------ INPUT DATA ------

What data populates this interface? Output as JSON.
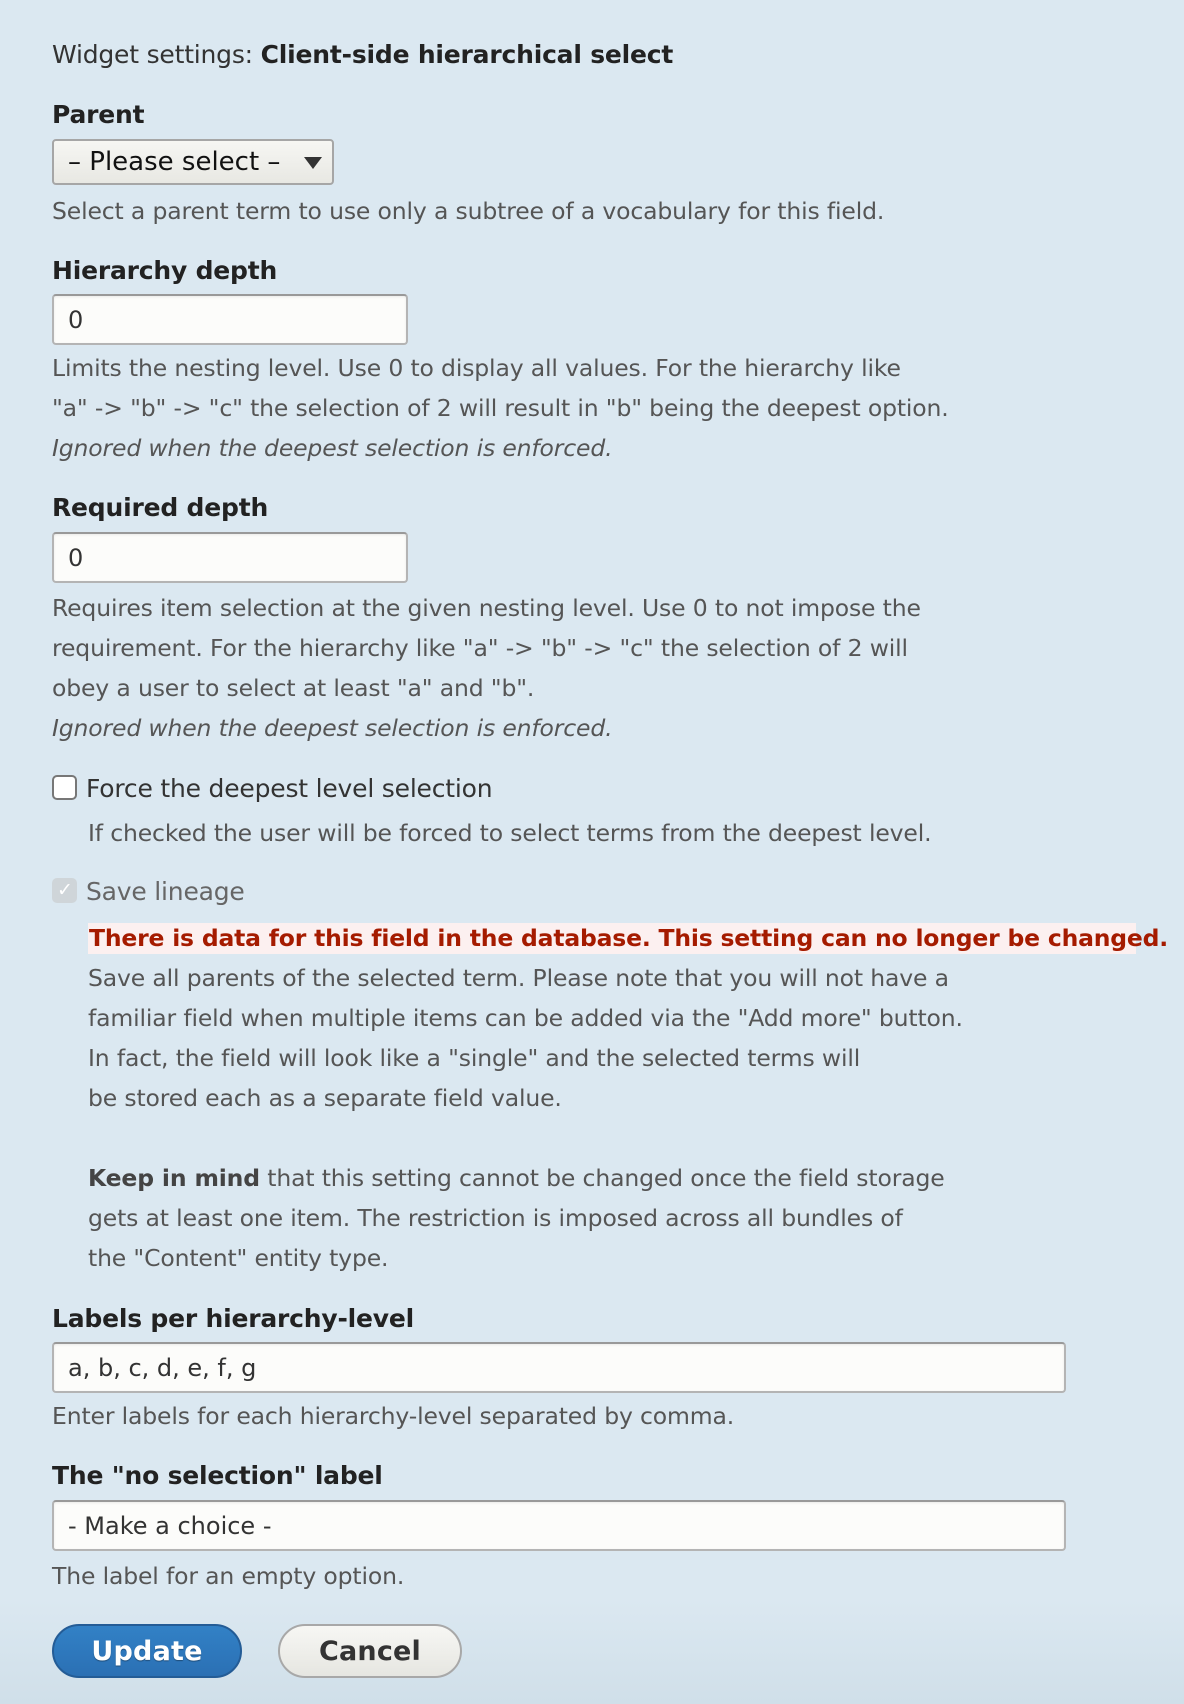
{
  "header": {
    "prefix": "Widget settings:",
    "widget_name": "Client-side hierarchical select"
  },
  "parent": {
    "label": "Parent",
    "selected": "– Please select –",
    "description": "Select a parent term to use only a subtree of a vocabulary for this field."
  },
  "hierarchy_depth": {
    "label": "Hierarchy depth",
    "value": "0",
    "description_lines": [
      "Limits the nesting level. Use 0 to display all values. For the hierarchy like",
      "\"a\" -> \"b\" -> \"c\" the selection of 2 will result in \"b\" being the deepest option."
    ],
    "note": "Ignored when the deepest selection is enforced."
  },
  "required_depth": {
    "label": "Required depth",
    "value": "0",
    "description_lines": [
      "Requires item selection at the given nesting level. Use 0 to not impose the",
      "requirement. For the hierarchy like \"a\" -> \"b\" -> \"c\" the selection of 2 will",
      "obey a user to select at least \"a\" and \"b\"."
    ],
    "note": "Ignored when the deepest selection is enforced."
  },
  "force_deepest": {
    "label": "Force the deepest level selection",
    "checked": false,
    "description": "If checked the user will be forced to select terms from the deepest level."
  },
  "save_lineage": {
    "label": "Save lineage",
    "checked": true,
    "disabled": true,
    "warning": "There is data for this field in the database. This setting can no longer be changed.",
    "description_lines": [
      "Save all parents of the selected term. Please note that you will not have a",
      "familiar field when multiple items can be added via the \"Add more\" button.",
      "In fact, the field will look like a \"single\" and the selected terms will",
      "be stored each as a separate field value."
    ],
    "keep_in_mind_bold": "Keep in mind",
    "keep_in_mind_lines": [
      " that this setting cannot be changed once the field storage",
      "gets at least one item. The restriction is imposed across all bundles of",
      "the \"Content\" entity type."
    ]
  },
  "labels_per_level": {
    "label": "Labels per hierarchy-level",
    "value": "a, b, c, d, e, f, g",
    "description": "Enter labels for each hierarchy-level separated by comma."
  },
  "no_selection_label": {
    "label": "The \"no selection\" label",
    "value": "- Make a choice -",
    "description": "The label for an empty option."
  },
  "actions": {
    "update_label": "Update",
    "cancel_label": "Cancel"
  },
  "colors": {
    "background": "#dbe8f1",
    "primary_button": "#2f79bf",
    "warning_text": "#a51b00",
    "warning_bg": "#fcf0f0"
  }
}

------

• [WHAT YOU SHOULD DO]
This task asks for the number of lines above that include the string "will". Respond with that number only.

• [WRITTEN ANSWER]
5